─── RAW DATA ───

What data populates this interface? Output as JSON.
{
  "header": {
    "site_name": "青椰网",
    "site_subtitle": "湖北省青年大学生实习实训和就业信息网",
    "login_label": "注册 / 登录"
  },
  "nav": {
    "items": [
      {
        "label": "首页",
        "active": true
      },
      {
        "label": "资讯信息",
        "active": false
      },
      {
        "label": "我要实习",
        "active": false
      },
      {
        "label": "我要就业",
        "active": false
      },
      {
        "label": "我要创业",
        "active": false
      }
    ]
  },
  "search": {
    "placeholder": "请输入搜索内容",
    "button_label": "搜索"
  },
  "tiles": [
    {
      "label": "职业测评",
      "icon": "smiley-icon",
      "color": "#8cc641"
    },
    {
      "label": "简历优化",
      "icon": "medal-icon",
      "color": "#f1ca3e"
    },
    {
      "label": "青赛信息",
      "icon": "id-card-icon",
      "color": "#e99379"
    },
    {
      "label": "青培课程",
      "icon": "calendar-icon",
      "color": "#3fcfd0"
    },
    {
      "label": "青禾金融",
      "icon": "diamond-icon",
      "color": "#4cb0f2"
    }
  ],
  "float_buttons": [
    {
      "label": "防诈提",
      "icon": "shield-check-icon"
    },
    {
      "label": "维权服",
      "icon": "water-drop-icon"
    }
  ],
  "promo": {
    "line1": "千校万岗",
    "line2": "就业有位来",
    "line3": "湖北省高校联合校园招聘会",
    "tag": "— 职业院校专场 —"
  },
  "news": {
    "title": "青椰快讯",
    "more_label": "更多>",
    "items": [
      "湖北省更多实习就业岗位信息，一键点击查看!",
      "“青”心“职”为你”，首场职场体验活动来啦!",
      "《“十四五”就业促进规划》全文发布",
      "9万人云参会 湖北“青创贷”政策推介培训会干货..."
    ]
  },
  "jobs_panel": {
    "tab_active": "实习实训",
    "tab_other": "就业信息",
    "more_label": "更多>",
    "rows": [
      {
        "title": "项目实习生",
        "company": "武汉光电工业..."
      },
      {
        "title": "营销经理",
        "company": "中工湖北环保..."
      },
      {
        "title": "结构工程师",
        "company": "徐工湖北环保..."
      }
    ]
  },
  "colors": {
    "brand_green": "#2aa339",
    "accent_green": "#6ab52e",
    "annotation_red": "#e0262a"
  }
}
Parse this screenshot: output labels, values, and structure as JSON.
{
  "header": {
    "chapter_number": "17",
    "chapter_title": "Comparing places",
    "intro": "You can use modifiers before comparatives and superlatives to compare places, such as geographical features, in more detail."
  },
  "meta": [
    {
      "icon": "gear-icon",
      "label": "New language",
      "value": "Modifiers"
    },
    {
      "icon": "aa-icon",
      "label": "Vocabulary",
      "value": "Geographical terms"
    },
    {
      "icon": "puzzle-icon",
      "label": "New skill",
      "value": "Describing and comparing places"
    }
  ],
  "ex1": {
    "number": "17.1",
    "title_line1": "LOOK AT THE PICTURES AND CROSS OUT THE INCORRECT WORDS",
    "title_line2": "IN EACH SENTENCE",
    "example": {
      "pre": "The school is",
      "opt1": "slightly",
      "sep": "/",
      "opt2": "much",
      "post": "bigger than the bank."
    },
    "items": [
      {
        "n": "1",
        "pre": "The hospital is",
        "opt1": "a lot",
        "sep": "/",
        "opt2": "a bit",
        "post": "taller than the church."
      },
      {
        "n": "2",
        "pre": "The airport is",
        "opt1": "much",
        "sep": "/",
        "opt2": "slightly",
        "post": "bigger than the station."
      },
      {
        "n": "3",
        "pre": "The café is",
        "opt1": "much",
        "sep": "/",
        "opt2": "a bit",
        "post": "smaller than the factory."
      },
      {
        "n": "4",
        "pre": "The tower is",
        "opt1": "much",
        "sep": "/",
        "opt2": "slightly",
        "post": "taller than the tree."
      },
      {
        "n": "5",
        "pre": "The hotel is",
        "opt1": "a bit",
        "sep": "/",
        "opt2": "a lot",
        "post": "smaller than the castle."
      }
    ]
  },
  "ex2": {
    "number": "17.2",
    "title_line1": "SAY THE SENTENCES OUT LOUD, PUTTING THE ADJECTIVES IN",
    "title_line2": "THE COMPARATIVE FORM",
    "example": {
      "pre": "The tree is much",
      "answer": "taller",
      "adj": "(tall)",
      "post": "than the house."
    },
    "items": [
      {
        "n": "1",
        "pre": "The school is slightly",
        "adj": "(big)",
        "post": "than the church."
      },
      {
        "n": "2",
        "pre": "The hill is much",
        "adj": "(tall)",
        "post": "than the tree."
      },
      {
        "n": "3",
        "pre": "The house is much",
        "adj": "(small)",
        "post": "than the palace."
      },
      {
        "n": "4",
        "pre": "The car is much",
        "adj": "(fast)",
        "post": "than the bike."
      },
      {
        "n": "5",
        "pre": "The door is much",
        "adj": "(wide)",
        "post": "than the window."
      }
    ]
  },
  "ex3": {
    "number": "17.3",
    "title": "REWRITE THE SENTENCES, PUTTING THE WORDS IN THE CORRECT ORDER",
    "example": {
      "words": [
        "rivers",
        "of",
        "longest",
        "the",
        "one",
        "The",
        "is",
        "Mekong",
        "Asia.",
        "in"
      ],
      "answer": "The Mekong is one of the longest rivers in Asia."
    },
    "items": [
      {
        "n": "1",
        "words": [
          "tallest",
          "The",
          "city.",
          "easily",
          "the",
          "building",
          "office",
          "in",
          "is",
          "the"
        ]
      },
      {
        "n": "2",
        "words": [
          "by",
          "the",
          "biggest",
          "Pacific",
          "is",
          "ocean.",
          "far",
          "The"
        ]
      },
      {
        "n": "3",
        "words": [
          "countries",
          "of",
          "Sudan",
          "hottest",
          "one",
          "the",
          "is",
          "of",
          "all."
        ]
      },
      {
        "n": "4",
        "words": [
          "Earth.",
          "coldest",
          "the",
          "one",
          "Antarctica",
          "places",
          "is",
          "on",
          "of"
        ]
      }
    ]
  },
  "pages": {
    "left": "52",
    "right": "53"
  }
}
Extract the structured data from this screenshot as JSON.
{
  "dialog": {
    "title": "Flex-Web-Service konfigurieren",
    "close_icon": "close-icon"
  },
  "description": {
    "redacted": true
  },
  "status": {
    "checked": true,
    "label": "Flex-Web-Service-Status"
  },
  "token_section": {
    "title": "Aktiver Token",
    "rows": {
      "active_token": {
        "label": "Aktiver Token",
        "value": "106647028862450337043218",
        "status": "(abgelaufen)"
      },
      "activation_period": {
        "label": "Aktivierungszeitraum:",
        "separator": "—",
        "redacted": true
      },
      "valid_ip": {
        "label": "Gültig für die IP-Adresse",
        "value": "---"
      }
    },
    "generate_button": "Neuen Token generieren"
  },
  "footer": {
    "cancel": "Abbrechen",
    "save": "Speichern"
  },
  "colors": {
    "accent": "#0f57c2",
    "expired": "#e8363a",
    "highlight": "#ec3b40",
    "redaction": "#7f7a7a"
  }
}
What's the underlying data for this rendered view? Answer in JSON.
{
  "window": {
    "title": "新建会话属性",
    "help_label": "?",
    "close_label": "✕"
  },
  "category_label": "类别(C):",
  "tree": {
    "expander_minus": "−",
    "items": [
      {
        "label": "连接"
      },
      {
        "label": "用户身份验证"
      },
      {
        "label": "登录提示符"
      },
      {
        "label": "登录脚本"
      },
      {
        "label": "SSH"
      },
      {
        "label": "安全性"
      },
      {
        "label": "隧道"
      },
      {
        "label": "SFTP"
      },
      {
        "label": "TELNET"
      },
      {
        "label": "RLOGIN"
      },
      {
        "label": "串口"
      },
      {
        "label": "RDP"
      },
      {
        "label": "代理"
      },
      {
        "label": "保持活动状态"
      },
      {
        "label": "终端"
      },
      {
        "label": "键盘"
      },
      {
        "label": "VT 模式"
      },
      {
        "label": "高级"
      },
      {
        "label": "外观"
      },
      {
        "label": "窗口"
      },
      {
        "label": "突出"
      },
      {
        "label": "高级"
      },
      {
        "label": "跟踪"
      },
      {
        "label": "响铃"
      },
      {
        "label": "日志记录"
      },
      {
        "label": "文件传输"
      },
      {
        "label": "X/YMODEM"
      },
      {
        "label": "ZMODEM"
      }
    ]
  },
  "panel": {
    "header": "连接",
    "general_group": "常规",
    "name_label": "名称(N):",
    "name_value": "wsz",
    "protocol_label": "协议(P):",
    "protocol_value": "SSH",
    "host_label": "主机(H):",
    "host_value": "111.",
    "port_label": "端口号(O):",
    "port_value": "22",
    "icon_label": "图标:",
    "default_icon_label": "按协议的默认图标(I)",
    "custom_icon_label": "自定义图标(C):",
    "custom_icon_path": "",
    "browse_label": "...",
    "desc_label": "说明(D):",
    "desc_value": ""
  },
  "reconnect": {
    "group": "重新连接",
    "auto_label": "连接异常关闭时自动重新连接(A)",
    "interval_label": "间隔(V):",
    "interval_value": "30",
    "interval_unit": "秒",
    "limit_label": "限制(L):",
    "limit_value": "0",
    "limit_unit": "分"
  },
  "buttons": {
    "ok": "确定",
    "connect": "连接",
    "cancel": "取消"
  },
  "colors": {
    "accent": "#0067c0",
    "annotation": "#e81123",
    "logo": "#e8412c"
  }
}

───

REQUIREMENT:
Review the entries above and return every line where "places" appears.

RESULT FOR THIS EXERCISE:
    "chapter_title": "Comparing places",
    "intro": "You can use modifiers before comparatives and superlatives to compare places, such as geographical features, in more detail."
      "value": "Describing and comparing places"
          "places",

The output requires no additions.